Look for the string "such" in the listing. Copy each line that has it.

■ ■ ■ ■ ■

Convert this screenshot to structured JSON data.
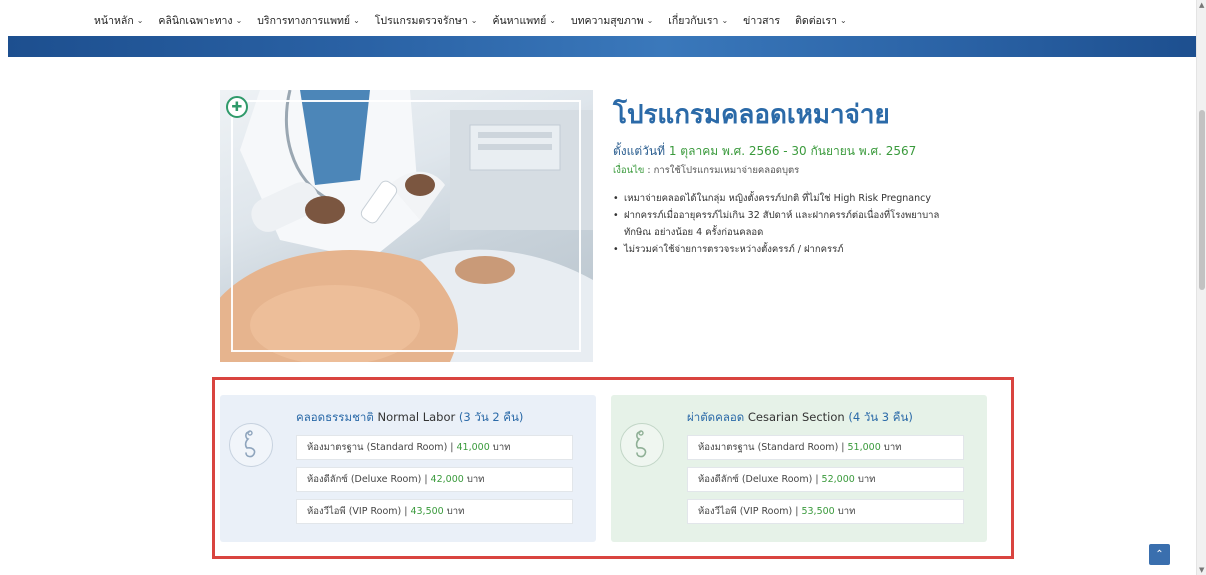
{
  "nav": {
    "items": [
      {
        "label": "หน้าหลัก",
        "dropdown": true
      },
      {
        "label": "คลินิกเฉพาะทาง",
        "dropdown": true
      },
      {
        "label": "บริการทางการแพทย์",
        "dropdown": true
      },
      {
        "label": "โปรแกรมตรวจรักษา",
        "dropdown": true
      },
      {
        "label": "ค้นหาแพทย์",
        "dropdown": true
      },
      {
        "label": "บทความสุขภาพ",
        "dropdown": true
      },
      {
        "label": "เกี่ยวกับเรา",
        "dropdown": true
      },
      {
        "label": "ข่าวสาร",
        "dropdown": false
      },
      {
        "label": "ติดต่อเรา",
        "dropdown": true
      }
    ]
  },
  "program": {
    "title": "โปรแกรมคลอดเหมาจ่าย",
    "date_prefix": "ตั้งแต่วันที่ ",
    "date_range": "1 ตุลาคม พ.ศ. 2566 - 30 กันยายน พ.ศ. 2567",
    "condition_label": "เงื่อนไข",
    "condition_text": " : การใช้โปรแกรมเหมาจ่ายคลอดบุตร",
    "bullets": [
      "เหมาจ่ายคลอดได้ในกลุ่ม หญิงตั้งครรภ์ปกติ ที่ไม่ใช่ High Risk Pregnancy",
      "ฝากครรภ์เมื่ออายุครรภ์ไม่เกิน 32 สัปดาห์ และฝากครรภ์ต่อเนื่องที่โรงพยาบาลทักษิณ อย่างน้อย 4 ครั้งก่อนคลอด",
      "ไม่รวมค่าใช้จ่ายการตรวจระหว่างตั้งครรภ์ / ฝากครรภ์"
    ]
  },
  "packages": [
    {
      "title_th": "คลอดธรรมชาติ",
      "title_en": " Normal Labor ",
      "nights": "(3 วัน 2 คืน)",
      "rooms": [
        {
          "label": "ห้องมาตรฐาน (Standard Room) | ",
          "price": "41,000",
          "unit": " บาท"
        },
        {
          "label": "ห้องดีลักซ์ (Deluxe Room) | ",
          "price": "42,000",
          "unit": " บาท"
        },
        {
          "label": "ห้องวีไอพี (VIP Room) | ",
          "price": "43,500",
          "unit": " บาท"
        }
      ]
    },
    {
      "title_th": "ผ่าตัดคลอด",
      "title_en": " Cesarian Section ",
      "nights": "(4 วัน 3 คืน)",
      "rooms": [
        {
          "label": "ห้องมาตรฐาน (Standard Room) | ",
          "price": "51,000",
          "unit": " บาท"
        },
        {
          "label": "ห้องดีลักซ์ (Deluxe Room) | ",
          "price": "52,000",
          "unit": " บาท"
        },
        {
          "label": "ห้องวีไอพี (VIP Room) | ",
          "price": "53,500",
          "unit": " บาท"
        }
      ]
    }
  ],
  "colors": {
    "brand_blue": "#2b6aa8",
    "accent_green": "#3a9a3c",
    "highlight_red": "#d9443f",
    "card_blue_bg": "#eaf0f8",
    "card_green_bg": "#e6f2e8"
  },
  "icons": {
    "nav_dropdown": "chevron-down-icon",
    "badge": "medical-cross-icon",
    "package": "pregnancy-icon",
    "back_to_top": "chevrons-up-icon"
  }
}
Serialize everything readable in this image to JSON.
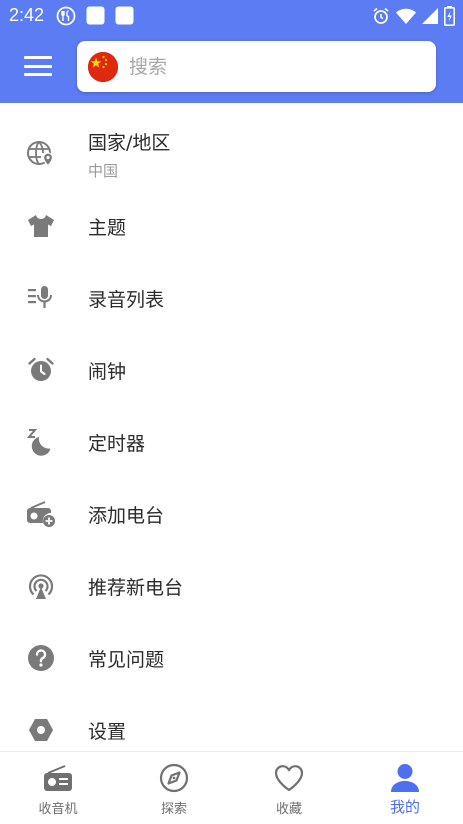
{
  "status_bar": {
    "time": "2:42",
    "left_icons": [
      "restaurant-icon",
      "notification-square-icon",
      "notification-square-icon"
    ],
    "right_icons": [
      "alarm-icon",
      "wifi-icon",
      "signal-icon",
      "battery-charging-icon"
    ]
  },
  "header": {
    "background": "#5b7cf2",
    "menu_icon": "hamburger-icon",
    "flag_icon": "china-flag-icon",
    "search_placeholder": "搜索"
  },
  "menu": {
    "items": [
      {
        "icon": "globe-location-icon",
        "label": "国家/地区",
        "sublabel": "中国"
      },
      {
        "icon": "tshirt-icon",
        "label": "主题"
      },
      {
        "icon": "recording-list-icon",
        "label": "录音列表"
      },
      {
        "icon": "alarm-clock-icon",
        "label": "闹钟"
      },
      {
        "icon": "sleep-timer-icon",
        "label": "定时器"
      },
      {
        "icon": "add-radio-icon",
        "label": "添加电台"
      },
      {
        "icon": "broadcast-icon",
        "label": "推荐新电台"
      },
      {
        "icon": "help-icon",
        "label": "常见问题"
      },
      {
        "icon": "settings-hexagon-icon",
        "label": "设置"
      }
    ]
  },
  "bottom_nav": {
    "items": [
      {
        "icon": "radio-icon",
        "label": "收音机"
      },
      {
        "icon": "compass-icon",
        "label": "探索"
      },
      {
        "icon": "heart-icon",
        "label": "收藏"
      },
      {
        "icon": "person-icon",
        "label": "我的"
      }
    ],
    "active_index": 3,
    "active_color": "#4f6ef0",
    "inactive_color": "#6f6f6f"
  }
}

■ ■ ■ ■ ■

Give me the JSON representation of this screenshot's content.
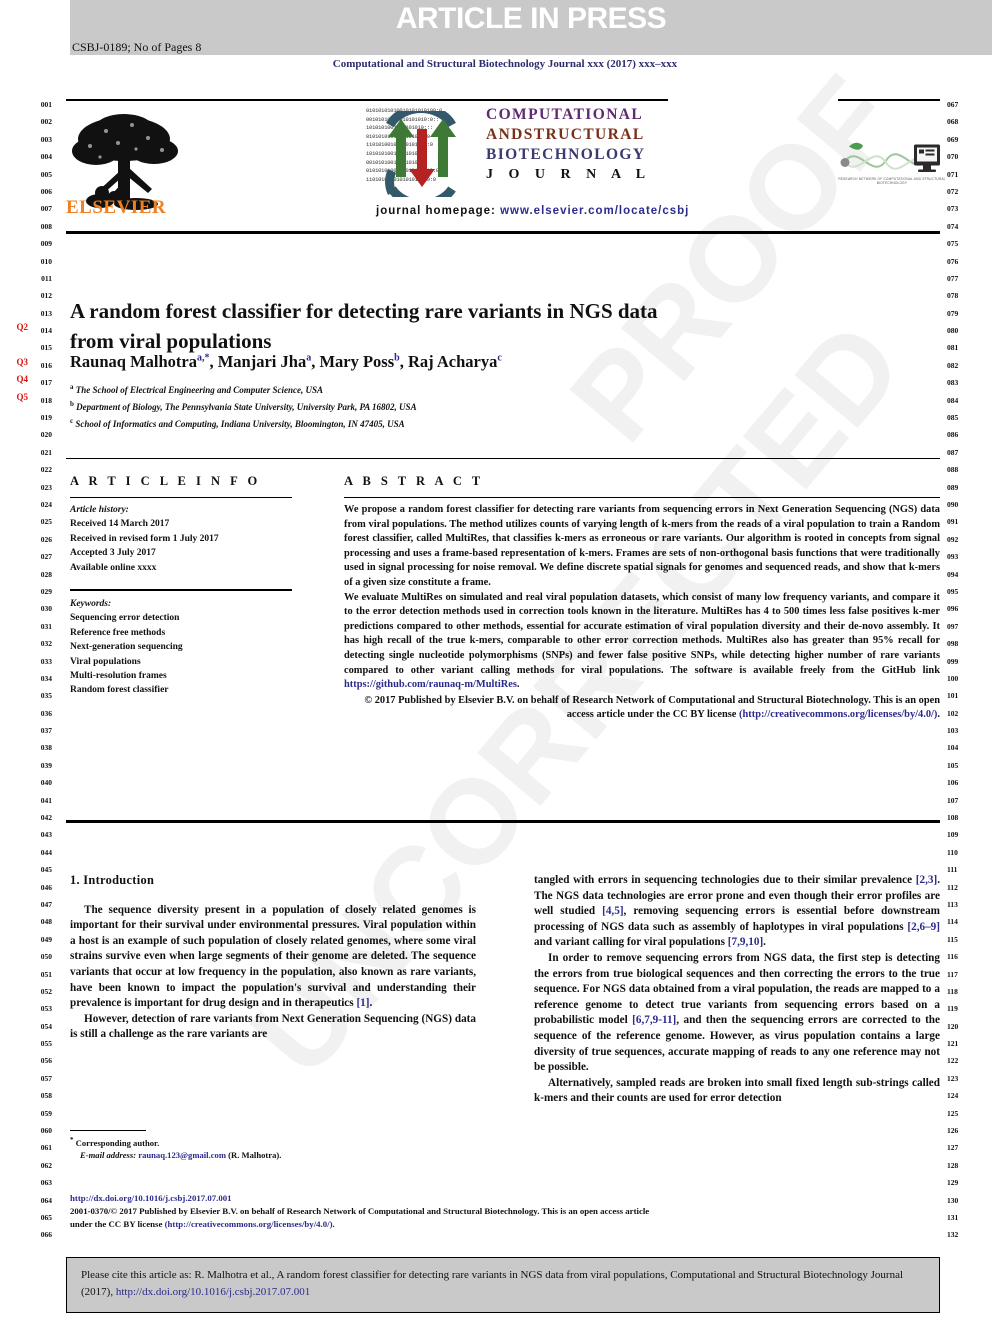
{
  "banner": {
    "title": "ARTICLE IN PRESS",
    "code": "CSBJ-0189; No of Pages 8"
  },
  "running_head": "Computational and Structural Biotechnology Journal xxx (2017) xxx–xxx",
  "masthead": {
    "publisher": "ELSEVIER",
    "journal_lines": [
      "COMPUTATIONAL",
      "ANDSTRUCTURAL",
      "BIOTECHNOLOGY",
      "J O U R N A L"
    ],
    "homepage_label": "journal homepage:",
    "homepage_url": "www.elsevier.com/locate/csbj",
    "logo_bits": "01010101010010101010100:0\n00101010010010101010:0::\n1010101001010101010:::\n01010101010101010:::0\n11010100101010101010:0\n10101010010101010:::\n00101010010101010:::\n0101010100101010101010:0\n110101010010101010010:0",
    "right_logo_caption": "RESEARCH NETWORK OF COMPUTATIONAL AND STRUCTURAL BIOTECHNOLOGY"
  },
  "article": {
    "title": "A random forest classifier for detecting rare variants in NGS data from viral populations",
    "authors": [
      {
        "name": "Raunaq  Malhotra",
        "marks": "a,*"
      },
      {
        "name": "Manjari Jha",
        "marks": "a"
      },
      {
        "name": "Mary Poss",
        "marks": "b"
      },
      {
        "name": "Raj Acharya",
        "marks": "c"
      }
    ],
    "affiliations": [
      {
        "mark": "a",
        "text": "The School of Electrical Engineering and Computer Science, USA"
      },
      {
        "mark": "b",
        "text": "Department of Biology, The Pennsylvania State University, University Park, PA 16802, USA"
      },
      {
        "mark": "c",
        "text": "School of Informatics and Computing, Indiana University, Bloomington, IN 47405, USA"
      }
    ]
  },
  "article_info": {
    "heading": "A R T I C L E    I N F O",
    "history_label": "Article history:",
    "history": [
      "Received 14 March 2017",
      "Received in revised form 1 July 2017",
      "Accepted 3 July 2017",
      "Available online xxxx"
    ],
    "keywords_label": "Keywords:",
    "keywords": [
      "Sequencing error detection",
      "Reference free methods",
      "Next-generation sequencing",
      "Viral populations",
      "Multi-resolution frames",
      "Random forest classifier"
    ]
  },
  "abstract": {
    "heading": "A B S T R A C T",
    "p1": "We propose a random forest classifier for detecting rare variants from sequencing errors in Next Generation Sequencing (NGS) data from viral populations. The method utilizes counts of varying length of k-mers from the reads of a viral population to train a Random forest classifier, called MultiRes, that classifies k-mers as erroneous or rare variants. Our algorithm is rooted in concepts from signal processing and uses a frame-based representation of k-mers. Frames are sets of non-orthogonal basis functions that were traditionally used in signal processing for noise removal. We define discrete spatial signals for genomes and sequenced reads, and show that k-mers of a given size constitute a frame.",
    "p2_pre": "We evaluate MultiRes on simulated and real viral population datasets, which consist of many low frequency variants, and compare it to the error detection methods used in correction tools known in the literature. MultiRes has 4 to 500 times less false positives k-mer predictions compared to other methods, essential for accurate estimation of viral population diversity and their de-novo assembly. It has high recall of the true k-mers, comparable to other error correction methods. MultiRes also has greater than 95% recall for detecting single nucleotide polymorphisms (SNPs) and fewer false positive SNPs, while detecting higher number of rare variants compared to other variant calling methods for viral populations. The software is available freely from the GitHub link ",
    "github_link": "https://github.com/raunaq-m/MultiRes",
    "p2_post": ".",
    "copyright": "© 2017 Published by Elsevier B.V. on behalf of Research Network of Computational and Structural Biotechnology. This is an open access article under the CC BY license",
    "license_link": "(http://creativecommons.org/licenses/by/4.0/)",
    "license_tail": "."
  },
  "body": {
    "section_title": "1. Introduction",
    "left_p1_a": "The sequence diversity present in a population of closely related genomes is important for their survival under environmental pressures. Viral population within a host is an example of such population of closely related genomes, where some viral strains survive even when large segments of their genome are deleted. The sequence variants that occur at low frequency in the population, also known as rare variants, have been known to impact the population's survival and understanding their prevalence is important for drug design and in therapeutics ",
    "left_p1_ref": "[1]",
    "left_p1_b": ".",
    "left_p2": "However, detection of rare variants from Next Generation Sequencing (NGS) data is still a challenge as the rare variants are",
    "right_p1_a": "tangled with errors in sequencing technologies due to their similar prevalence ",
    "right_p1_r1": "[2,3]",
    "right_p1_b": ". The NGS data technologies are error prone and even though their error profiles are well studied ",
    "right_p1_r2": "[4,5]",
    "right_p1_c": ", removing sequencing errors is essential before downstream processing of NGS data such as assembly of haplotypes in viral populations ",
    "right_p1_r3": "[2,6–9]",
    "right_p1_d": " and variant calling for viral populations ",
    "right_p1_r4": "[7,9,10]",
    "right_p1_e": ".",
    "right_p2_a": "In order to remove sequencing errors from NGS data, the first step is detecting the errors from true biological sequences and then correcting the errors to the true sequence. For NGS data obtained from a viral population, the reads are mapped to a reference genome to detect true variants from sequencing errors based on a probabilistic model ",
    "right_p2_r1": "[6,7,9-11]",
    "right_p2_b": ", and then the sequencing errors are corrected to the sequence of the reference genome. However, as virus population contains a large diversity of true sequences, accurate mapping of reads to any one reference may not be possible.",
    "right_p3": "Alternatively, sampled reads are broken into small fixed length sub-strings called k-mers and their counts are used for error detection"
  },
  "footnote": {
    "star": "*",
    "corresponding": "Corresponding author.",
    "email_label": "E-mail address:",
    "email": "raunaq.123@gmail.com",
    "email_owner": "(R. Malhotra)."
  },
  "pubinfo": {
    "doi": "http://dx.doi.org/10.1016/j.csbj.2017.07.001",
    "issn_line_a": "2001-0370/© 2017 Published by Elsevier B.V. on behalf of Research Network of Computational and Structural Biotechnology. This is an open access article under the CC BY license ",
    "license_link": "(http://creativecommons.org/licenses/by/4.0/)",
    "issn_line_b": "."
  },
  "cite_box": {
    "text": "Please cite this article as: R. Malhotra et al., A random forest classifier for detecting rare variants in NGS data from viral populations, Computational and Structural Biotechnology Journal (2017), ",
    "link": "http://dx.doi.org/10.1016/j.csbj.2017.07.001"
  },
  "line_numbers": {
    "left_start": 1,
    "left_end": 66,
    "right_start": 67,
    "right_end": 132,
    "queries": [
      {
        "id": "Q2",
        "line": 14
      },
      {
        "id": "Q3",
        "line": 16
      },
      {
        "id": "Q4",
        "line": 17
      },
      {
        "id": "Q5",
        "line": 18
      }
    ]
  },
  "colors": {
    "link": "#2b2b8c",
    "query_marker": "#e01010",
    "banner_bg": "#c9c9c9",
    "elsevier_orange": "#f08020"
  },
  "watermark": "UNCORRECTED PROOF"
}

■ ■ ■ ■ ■

__OUTPUT OF THE TASK__
    "left_p1_a": "The sequence diversity present in a population of closely related genomes is important for their survival under environmental pressures. Viral population within a host is an example of such population of closely related genomes, where some viral strains survive even when large segments of their genome are deleted. The sequence variants that occur at low frequency in the population, also known as rare variants, have been known to impact the population's survival and understanding their prevalence is important for drug design and in therapeutics ",
    "right_p1_c": ", removing sequencing errors is essential before downstream processing of NGS data such as assembly of haplotypes in viral populations ",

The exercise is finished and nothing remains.